__Collected data__:

↓↓↓

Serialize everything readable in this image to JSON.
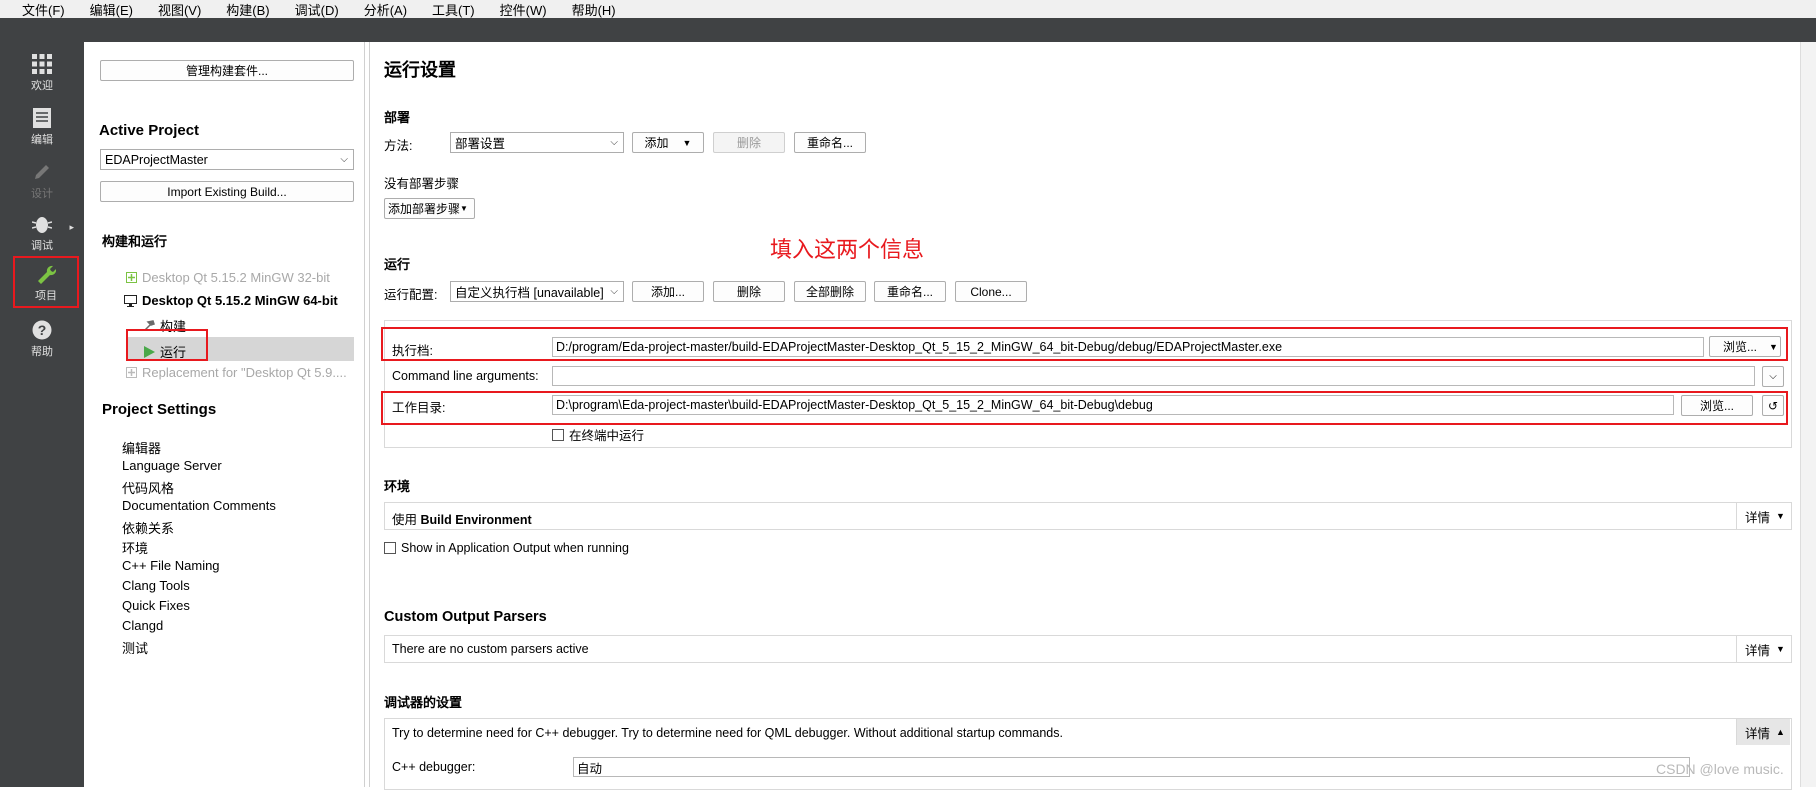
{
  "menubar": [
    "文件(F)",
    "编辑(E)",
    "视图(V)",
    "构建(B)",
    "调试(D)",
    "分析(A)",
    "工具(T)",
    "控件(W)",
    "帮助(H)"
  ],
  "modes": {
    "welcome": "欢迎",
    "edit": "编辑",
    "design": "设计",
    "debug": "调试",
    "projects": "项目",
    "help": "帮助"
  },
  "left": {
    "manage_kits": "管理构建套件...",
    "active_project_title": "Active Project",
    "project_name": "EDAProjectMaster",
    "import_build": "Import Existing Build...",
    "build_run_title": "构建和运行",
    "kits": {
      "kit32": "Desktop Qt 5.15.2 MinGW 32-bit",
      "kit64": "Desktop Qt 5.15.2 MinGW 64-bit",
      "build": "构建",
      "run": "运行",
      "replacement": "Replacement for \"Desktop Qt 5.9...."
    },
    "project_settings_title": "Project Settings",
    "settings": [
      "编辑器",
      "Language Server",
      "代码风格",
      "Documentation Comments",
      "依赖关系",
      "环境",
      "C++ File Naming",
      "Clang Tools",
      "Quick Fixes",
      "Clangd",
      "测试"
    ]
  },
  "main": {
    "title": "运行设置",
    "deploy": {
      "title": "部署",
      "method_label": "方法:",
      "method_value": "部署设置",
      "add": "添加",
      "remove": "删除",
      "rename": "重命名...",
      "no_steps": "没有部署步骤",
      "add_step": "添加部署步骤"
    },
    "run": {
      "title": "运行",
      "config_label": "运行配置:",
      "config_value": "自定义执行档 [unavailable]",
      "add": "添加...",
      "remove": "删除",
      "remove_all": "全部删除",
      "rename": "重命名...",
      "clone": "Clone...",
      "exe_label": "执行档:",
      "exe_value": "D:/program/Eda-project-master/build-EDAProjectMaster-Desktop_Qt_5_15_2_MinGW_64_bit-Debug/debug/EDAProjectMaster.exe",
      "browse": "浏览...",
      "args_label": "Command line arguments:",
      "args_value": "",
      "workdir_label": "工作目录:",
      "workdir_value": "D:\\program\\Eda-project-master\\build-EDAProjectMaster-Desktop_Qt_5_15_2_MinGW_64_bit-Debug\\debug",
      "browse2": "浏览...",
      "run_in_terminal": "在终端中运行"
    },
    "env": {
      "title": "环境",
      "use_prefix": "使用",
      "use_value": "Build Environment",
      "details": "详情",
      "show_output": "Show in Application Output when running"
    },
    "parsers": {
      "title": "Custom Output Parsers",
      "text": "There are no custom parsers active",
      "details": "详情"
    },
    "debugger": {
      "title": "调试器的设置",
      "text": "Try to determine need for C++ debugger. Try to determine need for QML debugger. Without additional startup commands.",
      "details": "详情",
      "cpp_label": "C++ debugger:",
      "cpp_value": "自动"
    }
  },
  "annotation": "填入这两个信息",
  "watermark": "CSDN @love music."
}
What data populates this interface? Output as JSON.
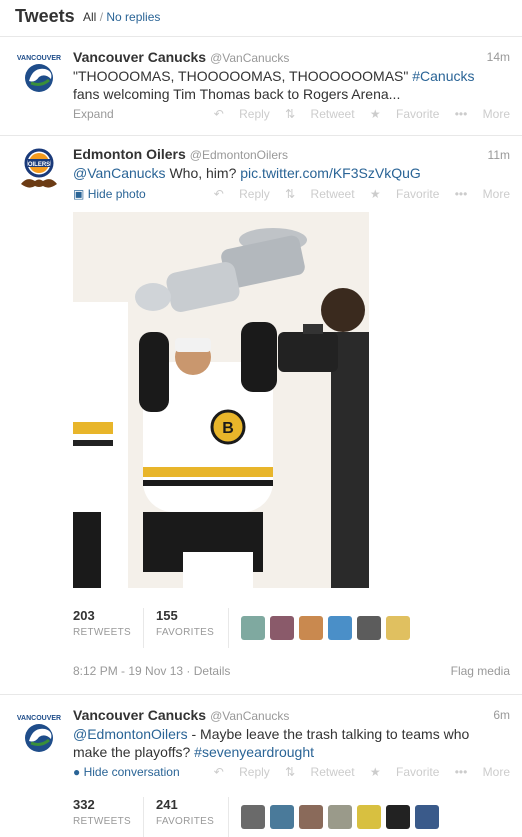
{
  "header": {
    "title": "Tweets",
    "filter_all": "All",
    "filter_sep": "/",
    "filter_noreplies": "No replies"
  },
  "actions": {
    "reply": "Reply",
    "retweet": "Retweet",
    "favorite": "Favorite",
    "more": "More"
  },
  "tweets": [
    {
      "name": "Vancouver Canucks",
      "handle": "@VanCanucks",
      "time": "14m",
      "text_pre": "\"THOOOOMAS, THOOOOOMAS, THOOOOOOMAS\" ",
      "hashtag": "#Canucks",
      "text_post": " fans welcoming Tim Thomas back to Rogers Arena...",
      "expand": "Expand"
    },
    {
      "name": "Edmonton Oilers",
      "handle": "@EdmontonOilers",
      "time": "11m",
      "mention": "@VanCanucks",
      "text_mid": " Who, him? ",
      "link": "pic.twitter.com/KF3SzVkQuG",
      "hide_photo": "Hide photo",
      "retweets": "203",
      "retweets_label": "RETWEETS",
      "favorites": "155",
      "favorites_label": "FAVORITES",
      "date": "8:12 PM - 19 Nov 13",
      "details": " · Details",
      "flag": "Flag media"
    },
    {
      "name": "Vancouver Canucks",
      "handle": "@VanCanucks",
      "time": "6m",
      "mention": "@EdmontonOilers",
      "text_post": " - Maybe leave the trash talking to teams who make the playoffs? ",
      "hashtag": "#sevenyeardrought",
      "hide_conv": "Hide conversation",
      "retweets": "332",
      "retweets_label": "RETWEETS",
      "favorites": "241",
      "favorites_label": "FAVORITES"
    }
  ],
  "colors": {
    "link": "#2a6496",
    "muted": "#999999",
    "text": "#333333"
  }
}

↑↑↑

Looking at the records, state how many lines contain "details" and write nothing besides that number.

__RESULT OF THE TASK__: 4